Should Special Ed Kids Be Mainstreamed?
Miriam Kurtzig Freedman looks at the impact upon non-disabled kids when special ed kids are mainstreamed into regular classrooms.
On the one hand, this may help kids see people with disabilities as people and have some compassion for them. Or...maybe these kids are treated cruelly in some of these classrooms and are unable to fight back against the higher-functioning. I don't know. I don't have kids. You tell me.
And tell me what you think the impact is on learning -- for the special ed kids, for the regular kids, and for any gifted kids.
Freedman writes in the WSJ about the $80 billion to $110 billion program that is special ed:
Look into the research on inclusion and you will find that this policy is generally based on notions of civil rights and social justice, not on "best education practices" for all students. The effectiveness of inclusion for students with disabilities varies--some groups and individual students benefit; others don't. This is one reason why inclusion remains controversial in some segments of the disability community.
Very little work has been done to establish how inclusion affects regular students--whether they are average, English-language learners, advanced, poor or homeless. Studies seem to support the social benefits of mainstreaming for children with disabilities and possibly for regular-education students, but what about the effect on their academic progress?
Teachers may tell you (privately) that inclusion often leads them to slow down and simplify classroom teaching. Yet the system is entrenched and politically correct. Many parents remain silent. Some quietly remove their kids from public schools.
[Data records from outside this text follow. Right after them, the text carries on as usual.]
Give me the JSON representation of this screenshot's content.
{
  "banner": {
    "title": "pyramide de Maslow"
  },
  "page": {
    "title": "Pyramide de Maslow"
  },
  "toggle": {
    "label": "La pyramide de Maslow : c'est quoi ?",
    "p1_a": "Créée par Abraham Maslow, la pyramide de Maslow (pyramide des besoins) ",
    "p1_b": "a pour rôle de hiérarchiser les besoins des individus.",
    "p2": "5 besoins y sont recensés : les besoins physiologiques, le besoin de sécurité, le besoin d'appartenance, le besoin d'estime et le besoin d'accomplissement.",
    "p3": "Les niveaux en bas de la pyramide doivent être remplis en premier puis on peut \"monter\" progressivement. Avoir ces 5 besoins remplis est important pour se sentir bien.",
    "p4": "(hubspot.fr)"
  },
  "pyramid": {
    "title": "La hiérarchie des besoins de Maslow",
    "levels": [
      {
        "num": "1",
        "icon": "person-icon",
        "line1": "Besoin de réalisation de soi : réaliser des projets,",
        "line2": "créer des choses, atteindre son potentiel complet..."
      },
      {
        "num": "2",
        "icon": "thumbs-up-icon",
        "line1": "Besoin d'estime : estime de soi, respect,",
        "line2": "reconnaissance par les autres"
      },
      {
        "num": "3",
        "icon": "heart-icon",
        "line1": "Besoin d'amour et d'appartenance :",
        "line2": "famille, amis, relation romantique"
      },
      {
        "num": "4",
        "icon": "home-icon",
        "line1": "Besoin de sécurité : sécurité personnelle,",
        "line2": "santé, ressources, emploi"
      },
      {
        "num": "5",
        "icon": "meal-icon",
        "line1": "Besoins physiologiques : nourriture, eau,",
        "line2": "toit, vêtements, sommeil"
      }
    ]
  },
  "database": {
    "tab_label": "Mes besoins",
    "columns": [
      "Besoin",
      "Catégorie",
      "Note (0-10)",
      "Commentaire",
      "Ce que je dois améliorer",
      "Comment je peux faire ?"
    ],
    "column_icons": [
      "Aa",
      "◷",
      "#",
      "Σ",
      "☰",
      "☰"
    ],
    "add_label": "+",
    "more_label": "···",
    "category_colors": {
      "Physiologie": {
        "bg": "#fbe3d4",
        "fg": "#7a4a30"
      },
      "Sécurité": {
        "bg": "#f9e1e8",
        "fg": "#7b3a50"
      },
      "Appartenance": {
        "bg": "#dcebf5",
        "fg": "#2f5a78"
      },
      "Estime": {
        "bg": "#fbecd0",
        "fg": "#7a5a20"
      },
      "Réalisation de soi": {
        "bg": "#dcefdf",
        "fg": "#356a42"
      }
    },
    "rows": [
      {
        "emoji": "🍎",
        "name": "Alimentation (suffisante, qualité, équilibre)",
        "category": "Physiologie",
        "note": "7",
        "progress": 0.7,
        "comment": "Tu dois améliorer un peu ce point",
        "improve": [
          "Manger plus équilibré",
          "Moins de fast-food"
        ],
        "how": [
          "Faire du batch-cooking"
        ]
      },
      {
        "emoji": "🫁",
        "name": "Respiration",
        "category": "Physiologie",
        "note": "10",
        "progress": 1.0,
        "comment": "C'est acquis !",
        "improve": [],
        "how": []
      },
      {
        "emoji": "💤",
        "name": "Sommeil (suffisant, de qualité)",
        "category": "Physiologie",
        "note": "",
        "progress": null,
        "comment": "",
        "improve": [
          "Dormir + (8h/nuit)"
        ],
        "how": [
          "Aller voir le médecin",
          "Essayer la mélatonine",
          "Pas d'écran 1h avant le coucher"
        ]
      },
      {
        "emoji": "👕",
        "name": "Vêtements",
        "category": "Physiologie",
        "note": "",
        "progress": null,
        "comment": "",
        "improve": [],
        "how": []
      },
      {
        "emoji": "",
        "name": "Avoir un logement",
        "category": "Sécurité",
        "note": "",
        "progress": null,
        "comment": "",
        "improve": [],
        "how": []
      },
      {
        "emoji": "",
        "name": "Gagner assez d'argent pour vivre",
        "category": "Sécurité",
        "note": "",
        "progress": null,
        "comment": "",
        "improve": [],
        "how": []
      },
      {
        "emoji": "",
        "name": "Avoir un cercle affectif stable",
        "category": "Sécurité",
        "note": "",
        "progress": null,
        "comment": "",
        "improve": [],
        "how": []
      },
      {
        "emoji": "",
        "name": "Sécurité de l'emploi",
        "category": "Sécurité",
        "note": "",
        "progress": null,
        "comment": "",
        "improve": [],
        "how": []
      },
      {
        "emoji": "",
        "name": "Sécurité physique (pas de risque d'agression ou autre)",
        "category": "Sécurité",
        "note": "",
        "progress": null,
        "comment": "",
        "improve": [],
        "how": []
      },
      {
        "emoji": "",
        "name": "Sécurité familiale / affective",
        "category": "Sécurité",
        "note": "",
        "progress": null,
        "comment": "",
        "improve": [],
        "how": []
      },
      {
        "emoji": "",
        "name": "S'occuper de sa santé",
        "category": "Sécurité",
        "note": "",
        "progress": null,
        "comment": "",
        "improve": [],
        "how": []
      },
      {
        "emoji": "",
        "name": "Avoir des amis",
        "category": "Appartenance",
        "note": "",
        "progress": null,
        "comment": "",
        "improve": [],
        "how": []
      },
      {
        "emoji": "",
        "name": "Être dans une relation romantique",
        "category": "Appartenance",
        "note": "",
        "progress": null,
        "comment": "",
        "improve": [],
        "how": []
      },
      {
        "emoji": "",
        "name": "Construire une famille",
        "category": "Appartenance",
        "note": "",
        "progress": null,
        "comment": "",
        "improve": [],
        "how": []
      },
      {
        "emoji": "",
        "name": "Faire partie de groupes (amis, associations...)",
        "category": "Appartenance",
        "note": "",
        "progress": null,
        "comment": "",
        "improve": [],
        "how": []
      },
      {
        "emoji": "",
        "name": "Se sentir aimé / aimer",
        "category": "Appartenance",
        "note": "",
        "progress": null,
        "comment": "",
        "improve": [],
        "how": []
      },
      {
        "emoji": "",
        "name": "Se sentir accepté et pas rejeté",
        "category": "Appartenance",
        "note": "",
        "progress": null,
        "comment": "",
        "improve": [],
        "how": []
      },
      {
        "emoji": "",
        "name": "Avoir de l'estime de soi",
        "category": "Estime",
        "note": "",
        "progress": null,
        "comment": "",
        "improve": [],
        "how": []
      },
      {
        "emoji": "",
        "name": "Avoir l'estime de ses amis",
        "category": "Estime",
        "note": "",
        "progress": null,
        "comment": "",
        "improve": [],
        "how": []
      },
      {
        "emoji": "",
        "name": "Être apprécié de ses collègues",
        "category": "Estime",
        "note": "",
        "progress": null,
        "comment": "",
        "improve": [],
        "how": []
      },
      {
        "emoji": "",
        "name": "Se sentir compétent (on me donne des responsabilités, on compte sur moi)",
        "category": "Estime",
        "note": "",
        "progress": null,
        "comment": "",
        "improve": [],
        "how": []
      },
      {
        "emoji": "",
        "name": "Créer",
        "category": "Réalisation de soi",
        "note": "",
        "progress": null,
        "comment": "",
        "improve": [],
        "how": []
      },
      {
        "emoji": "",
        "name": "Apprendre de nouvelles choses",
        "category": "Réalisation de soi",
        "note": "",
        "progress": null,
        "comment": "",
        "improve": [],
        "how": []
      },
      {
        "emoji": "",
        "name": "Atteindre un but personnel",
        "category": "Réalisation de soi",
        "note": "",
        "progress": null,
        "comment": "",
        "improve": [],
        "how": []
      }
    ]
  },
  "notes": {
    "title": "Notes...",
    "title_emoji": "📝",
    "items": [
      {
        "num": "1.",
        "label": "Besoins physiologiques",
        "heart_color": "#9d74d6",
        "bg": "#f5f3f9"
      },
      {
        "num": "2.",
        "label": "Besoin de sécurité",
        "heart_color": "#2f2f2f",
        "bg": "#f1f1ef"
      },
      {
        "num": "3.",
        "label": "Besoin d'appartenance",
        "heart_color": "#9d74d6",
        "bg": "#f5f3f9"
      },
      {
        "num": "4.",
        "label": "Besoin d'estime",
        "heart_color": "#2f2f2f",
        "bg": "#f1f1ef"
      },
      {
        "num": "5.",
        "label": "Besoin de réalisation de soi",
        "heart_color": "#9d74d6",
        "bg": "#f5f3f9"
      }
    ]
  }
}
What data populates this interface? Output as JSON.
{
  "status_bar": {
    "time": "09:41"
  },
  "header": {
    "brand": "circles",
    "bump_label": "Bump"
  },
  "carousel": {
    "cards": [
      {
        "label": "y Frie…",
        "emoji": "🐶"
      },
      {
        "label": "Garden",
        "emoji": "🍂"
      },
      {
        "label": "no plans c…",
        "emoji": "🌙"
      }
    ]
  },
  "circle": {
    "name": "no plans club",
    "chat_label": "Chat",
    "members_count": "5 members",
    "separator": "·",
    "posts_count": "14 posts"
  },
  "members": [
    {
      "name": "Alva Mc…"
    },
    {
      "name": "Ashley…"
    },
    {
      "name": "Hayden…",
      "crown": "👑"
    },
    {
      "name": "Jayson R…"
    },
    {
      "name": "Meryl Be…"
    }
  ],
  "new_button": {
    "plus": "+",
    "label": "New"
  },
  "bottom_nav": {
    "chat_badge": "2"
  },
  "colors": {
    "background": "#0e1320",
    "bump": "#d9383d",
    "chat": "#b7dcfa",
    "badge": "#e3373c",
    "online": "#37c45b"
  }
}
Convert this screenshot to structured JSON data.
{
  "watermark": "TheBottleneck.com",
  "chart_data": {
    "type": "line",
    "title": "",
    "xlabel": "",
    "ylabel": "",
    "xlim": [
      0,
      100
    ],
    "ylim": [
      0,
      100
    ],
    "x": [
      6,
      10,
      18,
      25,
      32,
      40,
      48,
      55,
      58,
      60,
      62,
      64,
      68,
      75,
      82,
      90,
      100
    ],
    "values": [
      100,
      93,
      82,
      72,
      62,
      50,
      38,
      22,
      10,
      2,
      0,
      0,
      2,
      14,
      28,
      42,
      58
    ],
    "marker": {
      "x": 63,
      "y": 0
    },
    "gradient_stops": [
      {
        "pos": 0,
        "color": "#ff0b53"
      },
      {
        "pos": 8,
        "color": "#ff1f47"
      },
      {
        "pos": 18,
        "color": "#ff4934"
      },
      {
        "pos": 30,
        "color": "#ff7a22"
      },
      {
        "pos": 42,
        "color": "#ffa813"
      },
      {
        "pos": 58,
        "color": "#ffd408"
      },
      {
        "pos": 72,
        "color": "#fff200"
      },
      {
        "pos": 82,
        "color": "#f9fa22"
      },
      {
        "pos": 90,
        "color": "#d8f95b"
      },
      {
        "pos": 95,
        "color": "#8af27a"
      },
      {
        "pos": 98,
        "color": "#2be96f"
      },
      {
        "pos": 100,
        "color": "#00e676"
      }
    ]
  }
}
Can this be anything but very bad for America? Our schools thrive only with a diverse student population and engaged parents--not with the departure of those who choose to leave.
None of this is about being anti- or pro-special or regular education. The purpose is to focus on fairness and equity for all students in the nation's classrooms. That goal can only be achieved by encouraging many more people, especially parents and educators, to come forward with their views and experiences. The time for that robust, inclusive and frank national discussion is now.
Your thoughts and experiences?